This exhibition shows examples of recent work made in a print studio. Based on my drawings of portraits, architecture and landscapes I have produced a series of drypoint prints.
Drypoint printing is a natural extension of my drawing practice, because the process is to ‘draw’ or incise into a surface, and the incised line or sunken area holds the ink.
My ‘Species of Trees’ series has, in particular, benefited considerably from this form of printmaking. ‘Species of Trees’ is an ongoing series of drawings and prints which are influenced in part by the graphic art of contemporary China and 19th Century Japan, where the marks I use in my work are reminiscent of those found in screenprints, woodblock prints and etchings.
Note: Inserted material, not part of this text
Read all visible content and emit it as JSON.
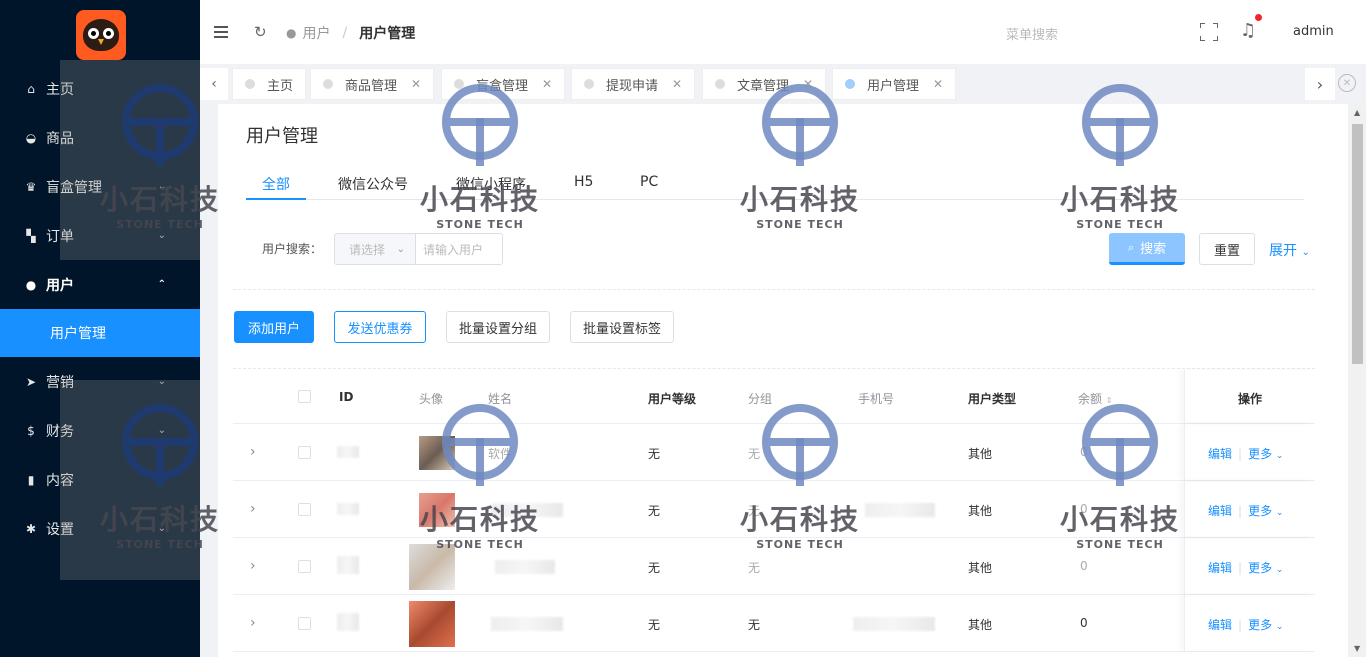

The drawings are rendered in a manner which endeavours to bring together the analytical with a sense of the lyrical.
This series of drawings and prints are portraits of particular trees, including the grounds of Hatfield House, the Jacobean House and Tudor Hall in Hertfordshire.
Each drawing makes the space around the tree visible as well as a sense of the volume and mass of the tree itself. This work contrasts with the work of the Painter, Alexander Cozens, who in 1771 produced a portfolio of prints entitled The Shape, Skeleton and Foliage of 32 Species of Trees for the use of Painting and Drawing. In this work the images represent the visible character of various species of trees where each is illustrated as a generalized example and Cozens work is one of classification.
I came across this publication whilst working on my drawings and prints of trees and found it to be an interesting counterpoint to my own project. The descriptions and presentation of tree species in my own work acknowledges Cozens work of classification.
The trees series is an ongoing project and will continue to develop through drawing and printmaking.
The exhibition also shows drypoint prints of Architecture, Portraits and Still Life to show how this process of printmaking can extend drawing techniques.
Drypoint printing has the directness of drawing. This technique has provided another layer to my work and has developed my drawing skills. The printmaking process combines a sense of control in preparing the plate, incising the lines and applying and selectively removing ink, as well as unexpected effects which result from the use of the press in the print process.
Charlotte Harker is an artist based in London. Her recent work has been made in a print studio. Based on my drawings of portraits, architecture, landscapes and more recently animals, I have produced a series of drypoint prints. Prior to this she produced a series of drawings which were included in a book titled ‘Nowheres’, a collaborative project with Poet, Tamar Yoseloff. These drawings were exhibited at the Poetry Society and also the Barbican Centre in 2015. In 2014, for her project and solo exhibition, ‘Species of Trees and Other Landscapes’ she was awarded a grant from Arts Council England. In 2012 she was awarded a residency at the Cill Rialaig Project in Ballinskelligs, County Kerry, Ireland. In 2009 Arts Council England awarded a grant to support her research into the work of 19th Century Landscape painter, Peter De Wint, at The Collection and Usher Gallery, Lincoln. Prior to that she was awarded a Pollock Krasner Foundation Grant in 2007. She has been shortlisted for the Jerwood Drawing Prize and from 2001-2002 was a resident artist at the Florence Trust Studios in London. As well as exhibiting across the U.K., she has been in group shows in Europe, U.S.A. and Australia.
See also www.axisweb.org/artist/charlottedavidharker